REQUIRED WORK
How many lines of the listing contain the string "time"? Only the number is wanted.

▼

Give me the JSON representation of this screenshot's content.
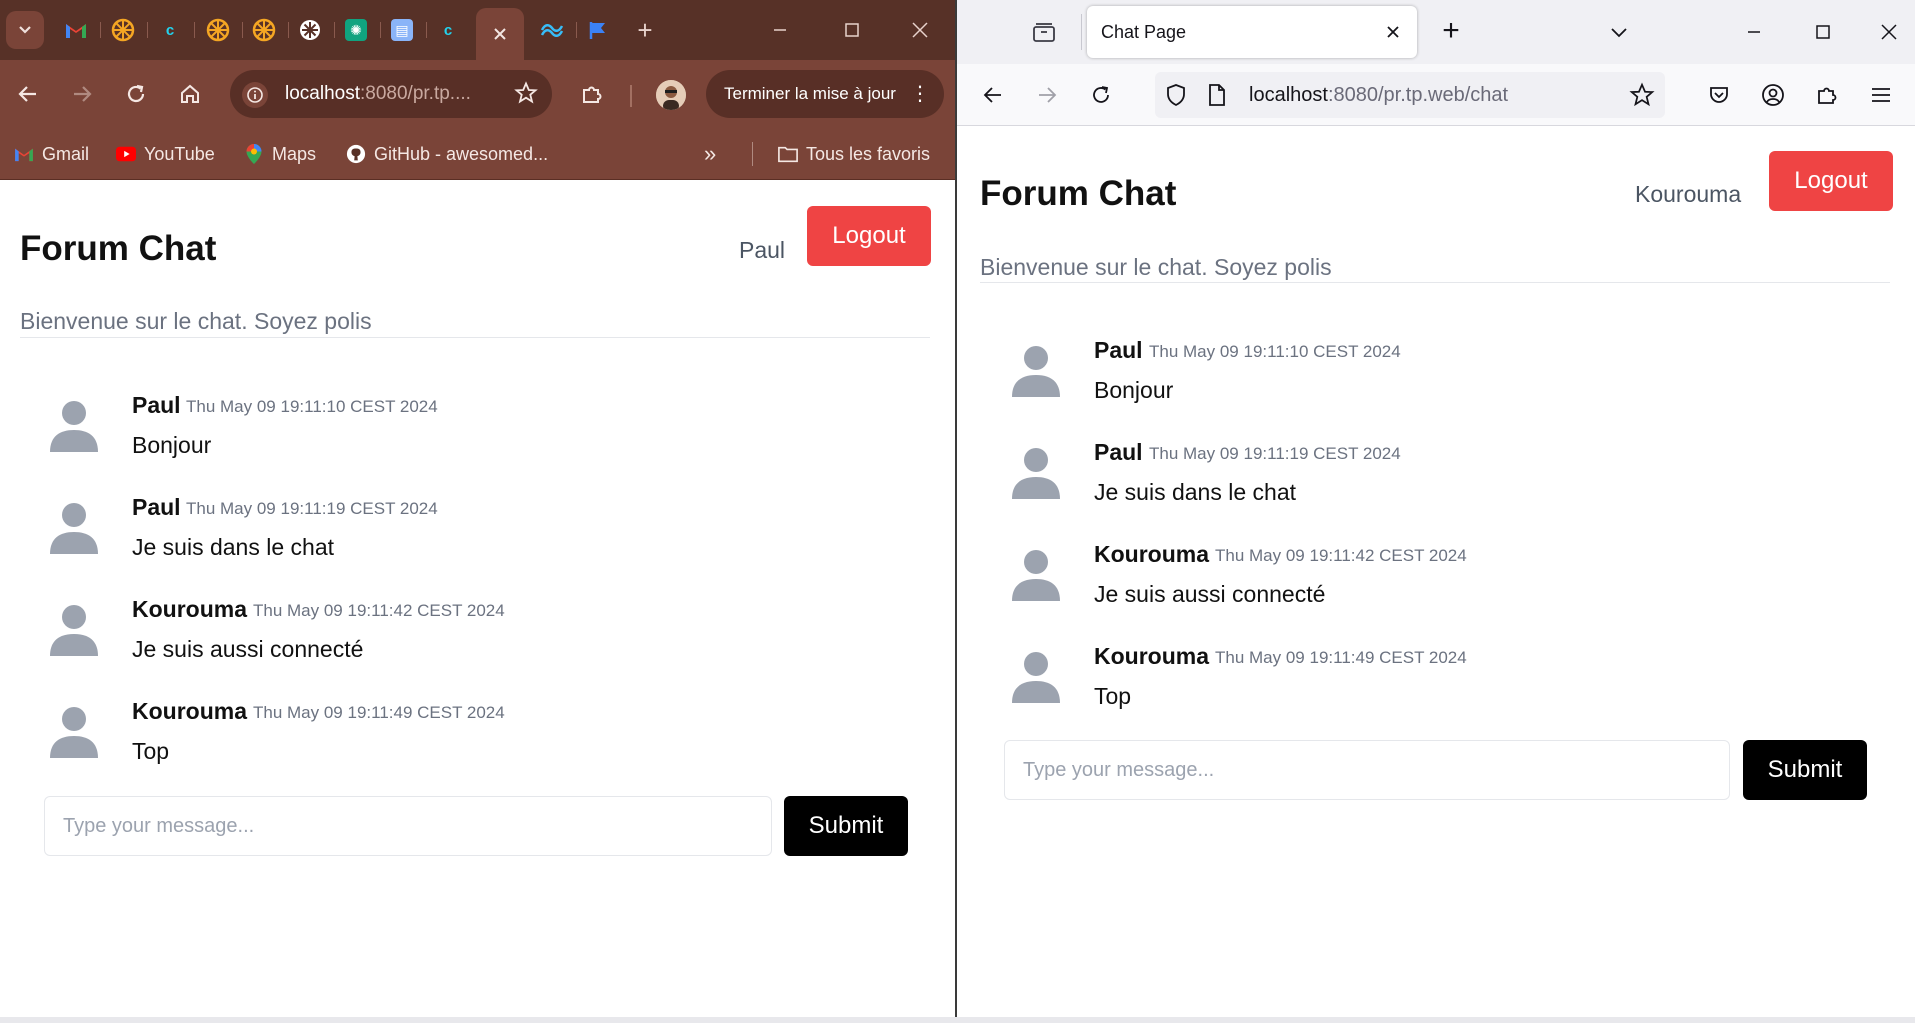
{
  "chrome": {
    "tabs": [
      "gmail-icon",
      "orange-seal-icon",
      "cyan-c-icon",
      "orange-seal-icon",
      "orange-seal-icon",
      "openai-icon",
      "openai-icon",
      "doc-icon",
      "cyan-c-icon",
      "close-icon",
      "tailwind-icon",
      "flag-icon"
    ],
    "address": {
      "host": "localhost",
      "path": ":8080/pr.tp...."
    },
    "update_label": "Terminer la mise à jour",
    "bookmarks": [
      {
        "label": "Gmail",
        "icon": "gmail-icon"
      },
      {
        "label": "YouTube",
        "icon": "youtube-icon"
      },
      {
        "label": "Maps",
        "icon": "maps-icon"
      },
      {
        "label": "GitHub - awesomed...",
        "icon": "github-icon"
      }
    ],
    "all_bookmarks": "Tous les favoris",
    "colors": {
      "tabbar": "#573127",
      "toolbar": "#7a4438"
    }
  },
  "firefox": {
    "tab_title": "Chat Page",
    "address": {
      "host": "localhost",
      "path": ":8080/pr.tp.web/chat"
    }
  },
  "left_page": {
    "title": "Forum Chat",
    "current_user": "Paul",
    "logout_label": "Logout",
    "welcome": "Bienvenue sur le chat. Soyez polis",
    "input_placeholder": "Type your message...",
    "submit_label": "Submit"
  },
  "right_page": {
    "title": "Forum Chat",
    "current_user": "Kourouma",
    "logout_label": "Logout",
    "welcome": "Bienvenue sur le chat. Soyez polis",
    "input_placeholder": "Type your message...",
    "submit_label": "Submit"
  },
  "messages": [
    {
      "author": "Paul",
      "time": "Thu May 09 19:11:10 CEST 2024",
      "text": "Bonjour"
    },
    {
      "author": "Paul",
      "time": "Thu May 09 19:11:19 CEST 2024",
      "text": "Je suis dans le chat"
    },
    {
      "author": "Kourouma",
      "time": "Thu May 09 19:11:42 CEST 2024",
      "text": "Je suis aussi connecté"
    },
    {
      "author": "Kourouma",
      "time": "Thu May 09 19:11:49 CEST 2024",
      "text": "Top"
    }
  ],
  "colors": {
    "logout": "#ef4444",
    "submit": "#000000",
    "avatar": "#9ca3af"
  }
}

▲

ANSWER SECTION
4